I am a huge fan of street food. Not only is it cheap, but I have, in my vast (not) experience, found that street food is, in many cases tastier than your run-o-the-mill restaurant food. India, as I’m sure many people know, is famed for its street food, especially its chaat. And while Patiala, the city I currently reside in, is not known for its chaat, it does have this phenomenal pav bhaji place.
Nestled underneath a flyover, near the railway crossing, in the tiniest of streets, is Bombay Pav Bhaji. Surrounded by bigger shops, mostly selling electronics and sweets, it is easy to miss this place if you aren’t familiar with the area. But if you are familiar with it, you begin to miss it too, but differently, in your heart, when you’re eating something else. Then you suddenly remember the warm bread, and the dollops of butter, and thus begins your craving, one that can only be satiated by playing a visit to this tiny establishment.
Pav bhaji is basically bread with a spicy vegetable curry. But, oh, it is so much more! The bread has to be roasted to perfection, slathered with butter. The bhaji has to be spicy; it generally consists of a mixture of potatoes, onions, and tomatoes cooked in spices like turmeric and garam masala, finished with a dollop of butter. It is traditionally served with a side of raw chopped onions and a wedge of lemon. It is an amalgamation of different flavours and spices. As a fan of this delicious, yet simple dish, my quest of finding the perfect pav bhaji has ended. At least for now.
Priced at merely 30 rupees a plate (they charge extra for extra pav), Bombay pav bhaji serves up its version of this classic Indian dish with a little extra spice between the buns. And the butter, oh, the butter! They should be charging 30 rupees for the amount of butter that we consume in one serving of this dish. The pav is bathed in it, and the bhaji is swimming it it. Suffice to say, I’m probably obsessed with this place. The pav, the bun is roasted in melted butter and stuffed with some amazing mixture of spices (a trade secret?). The bhaji is then cooked, and ladled onto plates; I can’t really explain the preparation of pav bhaji. It is a spectacle in itself, and viewing this only adds to the charm of the dish.

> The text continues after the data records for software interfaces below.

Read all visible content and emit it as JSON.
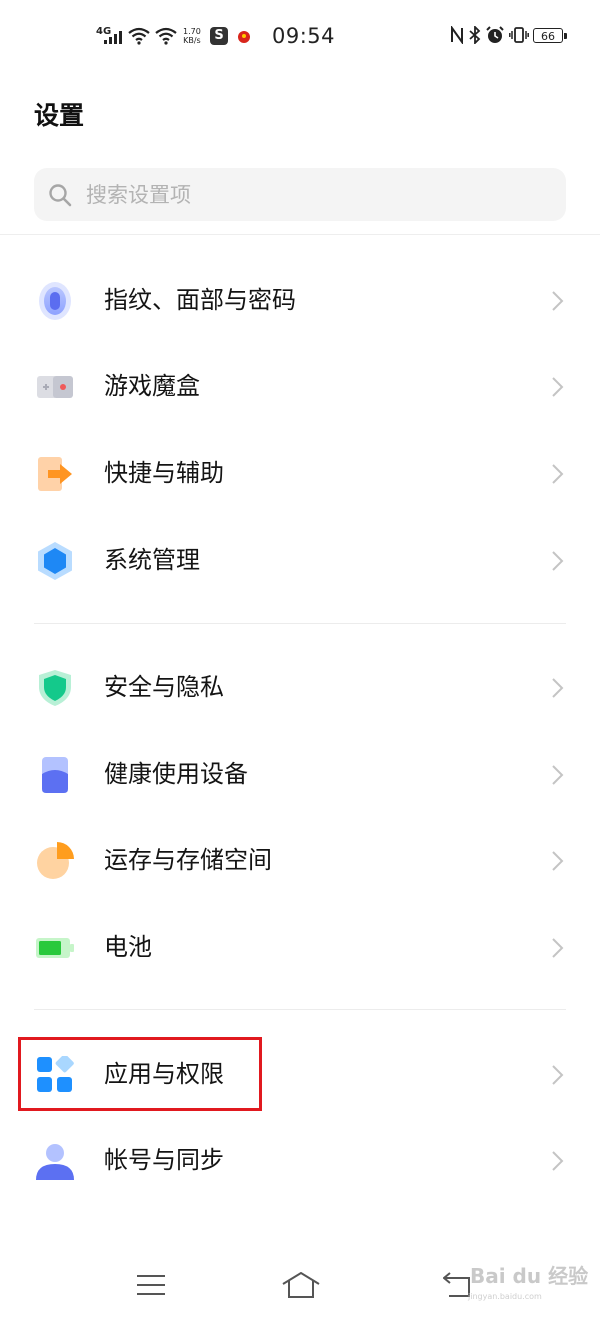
{
  "status_bar": {
    "network": "4G",
    "speed_value": "1.70",
    "speed_unit": "KB/s",
    "time": "09:54",
    "battery": "66"
  },
  "header": {
    "title": "设置",
    "search_placeholder": "搜索设置项"
  },
  "groups": [
    {
      "items": [
        {
          "label": "指纹、面部与密码",
          "icon": "fingerprint-icon"
        },
        {
          "label": "游戏魔盒",
          "icon": "game-box-icon"
        },
        {
          "label": "快捷与辅助",
          "icon": "shortcut-icon"
        },
        {
          "label": "系统管理",
          "icon": "system-management-icon"
        }
      ]
    },
    {
      "items": [
        {
          "label": "安全与隐私",
          "icon": "shield-icon"
        },
        {
          "label": "健康使用设备",
          "icon": "health-usage-icon"
        },
        {
          "label": "运存与存储空间",
          "icon": "storage-pie-icon"
        },
        {
          "label": "电池",
          "icon": "battery-icon"
        }
      ]
    },
    {
      "items": [
        {
          "label": "应用与权限",
          "icon": "apps-icon",
          "highlighted": true
        },
        {
          "label": "帐号与同步",
          "icon": "account-icon"
        }
      ]
    }
  ],
  "watermark": {
    "text": "Bai du 经验",
    "sub": "jingyan.baidu.com"
  },
  "colors": {
    "highlight_border": "#e1191f",
    "search_bg": "#f4f4f4"
  }
}
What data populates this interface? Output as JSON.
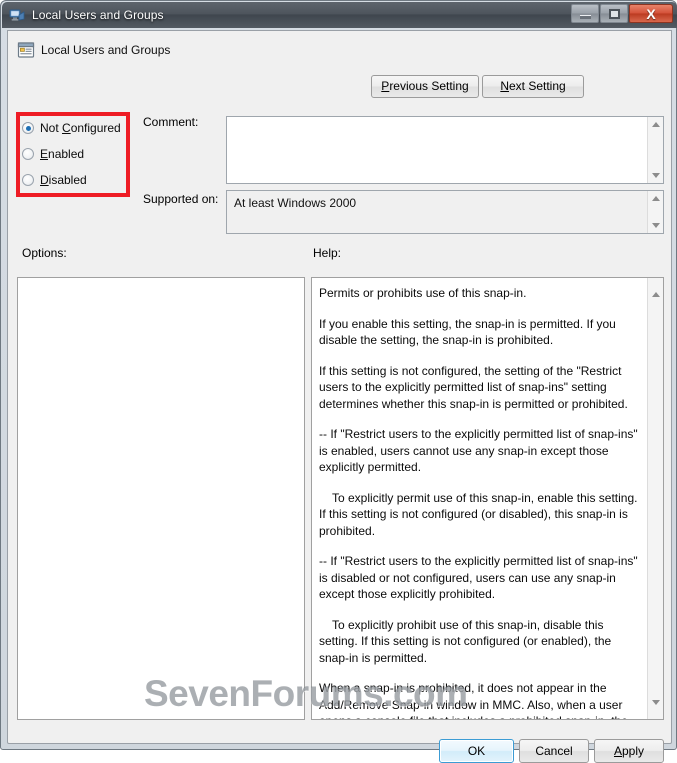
{
  "window": {
    "title": "Local Users and Groups",
    "title_icon": "mmc-snapin-icon",
    "controls": {
      "minimize_label": "Minimize",
      "maximize_label": "Maximize",
      "close_label": "X"
    }
  },
  "header": {
    "setting_name": "Local Users and Groups",
    "icon": "policy-setting-icon",
    "previous_button": "Previous Setting",
    "previous_accesskey": "P",
    "next_button": "Next Setting",
    "next_accesskey": "N"
  },
  "state": {
    "options": [
      {
        "label": "Not Configured",
        "accesskey": "C",
        "prefix": "Not ",
        "suffix": "onfigured",
        "selected": true
      },
      {
        "label": "Enabled",
        "accesskey": "E",
        "prefix": "",
        "suffix": "nabled",
        "selected": false
      },
      {
        "label": "Disabled",
        "accesskey": "D",
        "prefix": "",
        "suffix": "isabled",
        "selected": false
      }
    ],
    "highlight_color": "#ee1c25"
  },
  "comment": {
    "label": "Comment:",
    "value": "",
    "placeholder": ""
  },
  "supported": {
    "label": "Supported on:",
    "value": "At least Windows 2000"
  },
  "panels": {
    "options_label": "Options:",
    "help_label": "Help:",
    "options_content": ""
  },
  "help": {
    "paragraphs": [
      {
        "text": "Permits or prohibits use of this snap-in.",
        "indent": false
      },
      {
        "text": "If you enable this setting, the snap-in is permitted. If you disable the setting, the snap-in is prohibited.",
        "indent": false
      },
      {
        "text": "If this setting is not configured, the setting of the \"Restrict users to the explicitly permitted list of snap-ins\" setting determines whether this snap-in is permitted or prohibited.",
        "indent": false
      },
      {
        "text": "-- If \"Restrict users to the explicitly permitted list of snap-ins\" is enabled, users cannot use any snap-in except those explicitly permitted.",
        "indent": false
      },
      {
        "text": "To explicitly permit use of this snap-in, enable this setting. If this setting is not configured (or disabled), this snap-in is prohibited.",
        "indent": true
      },
      {
        "text": "-- If \"Restrict users to the explicitly permitted list of snap-ins\" is disabled or not configured, users can use any snap-in except those explicitly prohibited.",
        "indent": false
      },
      {
        "text": "To explicitly prohibit use of this snap-in, disable this setting. If this setting is not configured (or enabled), the snap-in is permitted.",
        "indent": true
      },
      {
        "text": "When a snap-in is prohibited, it does not appear in the Add/Remove Snap-in window in MMC. Also, when a user opens a console file that includes a prohibited snap-in, the console file opens, but the prohibited snap-in does not appear.",
        "indent": false
      }
    ]
  },
  "footer": {
    "ok": "OK",
    "cancel": "Cancel",
    "apply": "Apply",
    "apply_accesskey": "A"
  },
  "watermark": {
    "text": "SevenForums.com"
  }
}
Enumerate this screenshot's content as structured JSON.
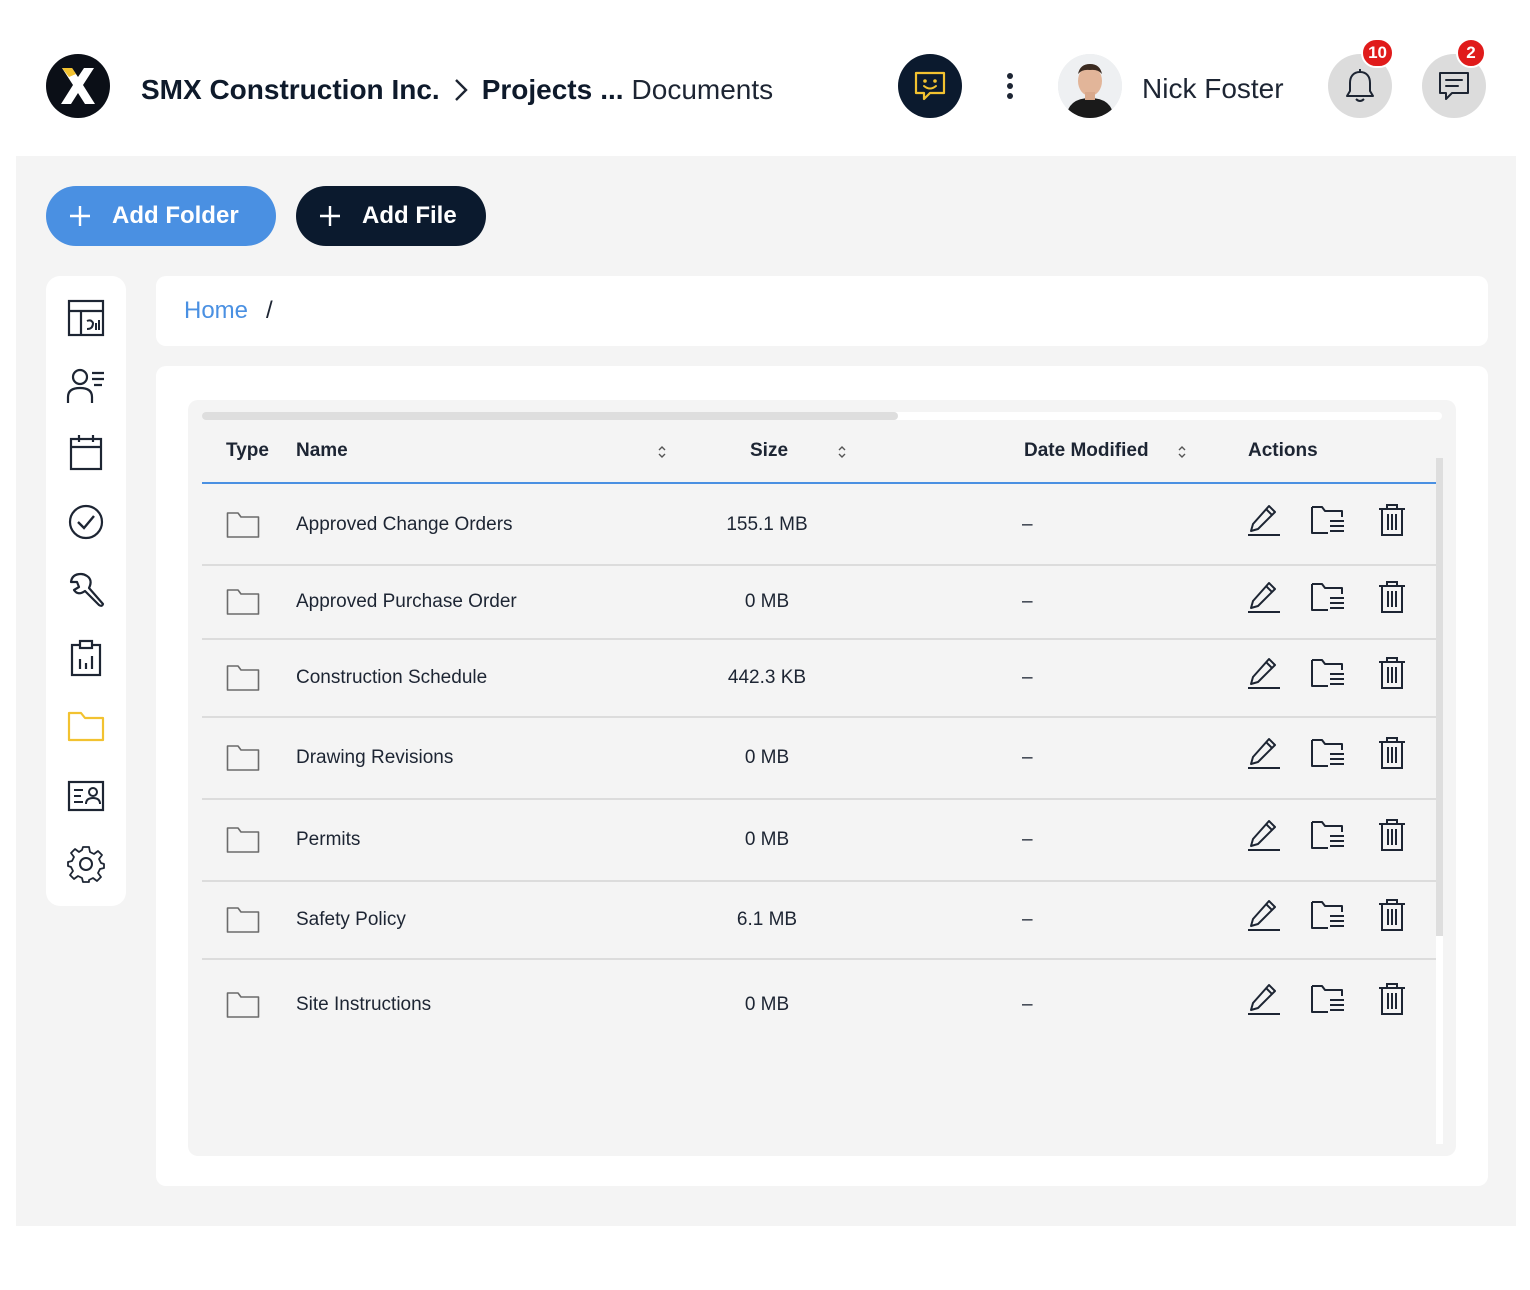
{
  "header": {
    "breadcrumb": {
      "company": "SMX Construction Inc.",
      "projects": "Projects",
      "ellipsis": "...",
      "current": "Documents"
    },
    "user": {
      "name": "Nick Foster"
    },
    "notifications": {
      "count": "10"
    },
    "messages": {
      "count": "2"
    }
  },
  "toolbar": {
    "add_folder_label": "Add Folder",
    "add_file_label": "Add File"
  },
  "sidebar": {
    "items": [
      {
        "icon": "dashboard-icon"
      },
      {
        "icon": "contacts-icon"
      },
      {
        "icon": "calendar-icon"
      },
      {
        "icon": "tasks-icon"
      },
      {
        "icon": "tools-icon"
      },
      {
        "icon": "reports-icon"
      },
      {
        "icon": "folder-icon",
        "active": true
      },
      {
        "icon": "id-card-icon"
      },
      {
        "icon": "settings-icon"
      }
    ]
  },
  "path": {
    "home": "Home",
    "separator": "/"
  },
  "table": {
    "columns": {
      "type": "Type",
      "name": "Name",
      "size": "Size",
      "date": "Date Modified",
      "actions": "Actions"
    },
    "rows": [
      {
        "name": "Approved Change Orders",
        "size": "155.1 MB",
        "date": "–"
      },
      {
        "name": "Approved Purchase Order",
        "size": "0 MB",
        "date": "–"
      },
      {
        "name": "Construction Schedule",
        "size": "442.3 KB",
        "date": "–"
      },
      {
        "name": "Drawing Revisions",
        "size": "0 MB",
        "date": "–"
      },
      {
        "name": "Permits",
        "size": "0 MB",
        "date": "–"
      },
      {
        "name": "Safety Policy",
        "size": "6.1 MB",
        "date": "–"
      },
      {
        "name": "Site Instructions",
        "size": "0 MB",
        "date": "–"
      }
    ]
  },
  "colors": {
    "accent": "#4a90e2",
    "dark": "#0b1a2e",
    "active_icon": "#f2c230",
    "badge": "#e01b1b"
  }
}
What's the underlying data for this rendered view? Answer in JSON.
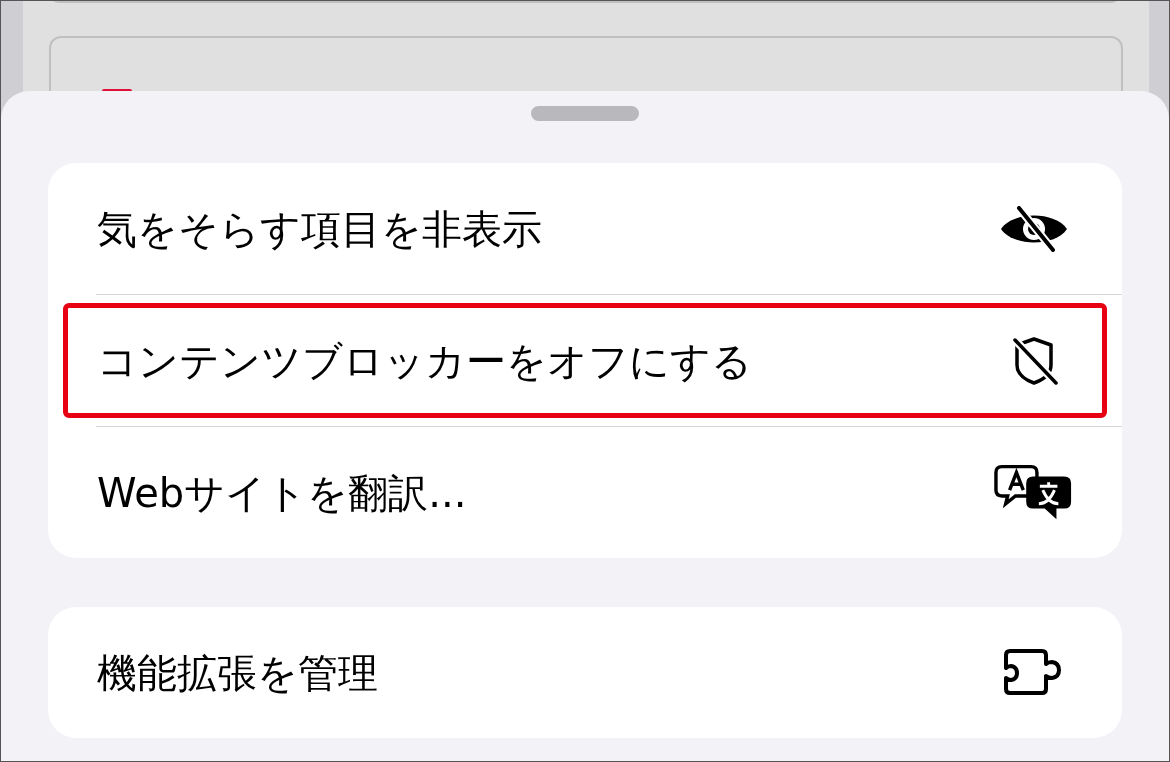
{
  "groups": [
    {
      "items": [
        {
          "label": "気をそらす項目を非表示",
          "kind": "eye-slash",
          "highlighted": false
        },
        {
          "label": "コンテンツブロッカーをオフにする",
          "kind": "shield-slash",
          "highlighted": true
        },
        {
          "label": "Webサイトを翻訳...",
          "kind": "translate",
          "highlighted": false
        }
      ]
    },
    {
      "items": [
        {
          "label": "機能拡張を管理",
          "kind": "puzzle",
          "highlighted": false
        }
      ]
    }
  ]
}
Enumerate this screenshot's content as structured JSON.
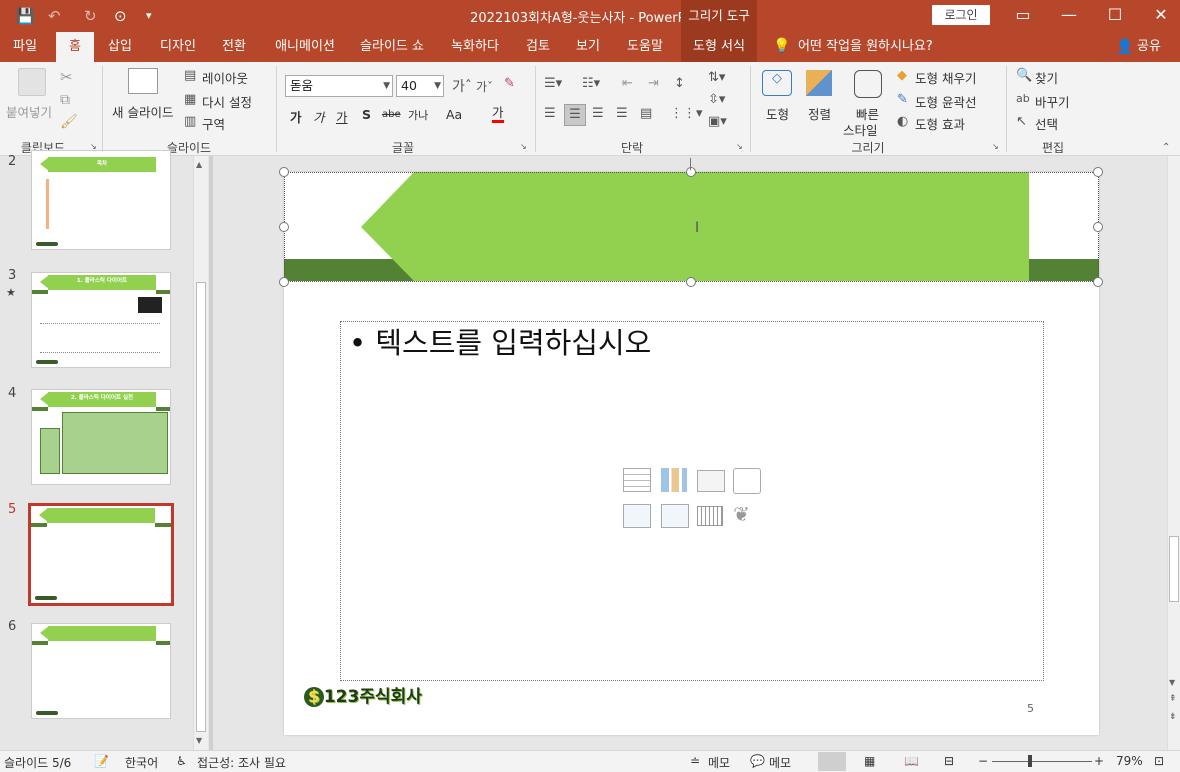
{
  "window": {
    "doc_title": "2022103회차A형-웃는사자  -  PowerPoint",
    "context_tool": "그리기 도구",
    "login": "로그인"
  },
  "tabs": [
    "파일",
    "홈",
    "삽입",
    "디자인",
    "전환",
    "애니메이션",
    "슬라이드 쇼",
    "녹화하다",
    "검토",
    "보기",
    "도움말",
    "도형 서식"
  ],
  "active_tab": "홈",
  "tell_me": "어떤 작업을 원하시나요?",
  "share": "공유",
  "ribbon": {
    "clipboard": {
      "paste": "붙여넣기",
      "label": "클립보드"
    },
    "slides": {
      "new_slide_line1": "새 슬라이드",
      "layout": "레이아웃",
      "reset": "다시 설정",
      "section": "구역",
      "label": "슬라이드"
    },
    "font": {
      "name": "돋움",
      "size": "40",
      "label": "글꼴",
      "bold": "가",
      "italic": "가",
      "underline": "가",
      "shadow": "S",
      "strike": "abe",
      "spacing": "가나",
      "case": "Aa",
      "color": "가"
    },
    "paragraph": {
      "label": "단락"
    },
    "drawing": {
      "shape": "도형",
      "arrange": "정렬",
      "quick_style_1": "빠른",
      "quick_style_2": "스타일",
      "fill": "도형 채우기",
      "outline": "도형 윤곽선",
      "effects": "도형 효과",
      "label": "그리기"
    },
    "editing": {
      "find": "찾기",
      "replace": "바꾸기",
      "select": "선택",
      "label": "편집"
    }
  },
  "thumbnails": [
    {
      "num": "2",
      "title": "목차",
      "star": ""
    },
    {
      "num": "3",
      "title": "1. 플라스틱 다이어트",
      "star": "★"
    },
    {
      "num": "4",
      "title": "2. 플라스틱 다이어트 실천",
      "star": ""
    },
    {
      "num": "5",
      "title": "",
      "star": ""
    },
    {
      "num": "6",
      "title": "",
      "star": ""
    }
  ],
  "slide": {
    "placeholder": "텍스트를 입력하십시오",
    "page_number": "5",
    "logo_text": "123주식회사"
  },
  "status": {
    "slide": "슬라이드 5/6",
    "lang": "한국어",
    "access": "접근성: 조사 필요",
    "notes": "메모",
    "comments": "메모",
    "zoom": "79%"
  },
  "colors": {
    "accent": "#b7472a",
    "green": "#92d050",
    "dark_green": "#548235"
  }
}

Please excuse the terrible photograph. We’ve already established that I’m a terrible photographer, and that I get worse when I’m hungry.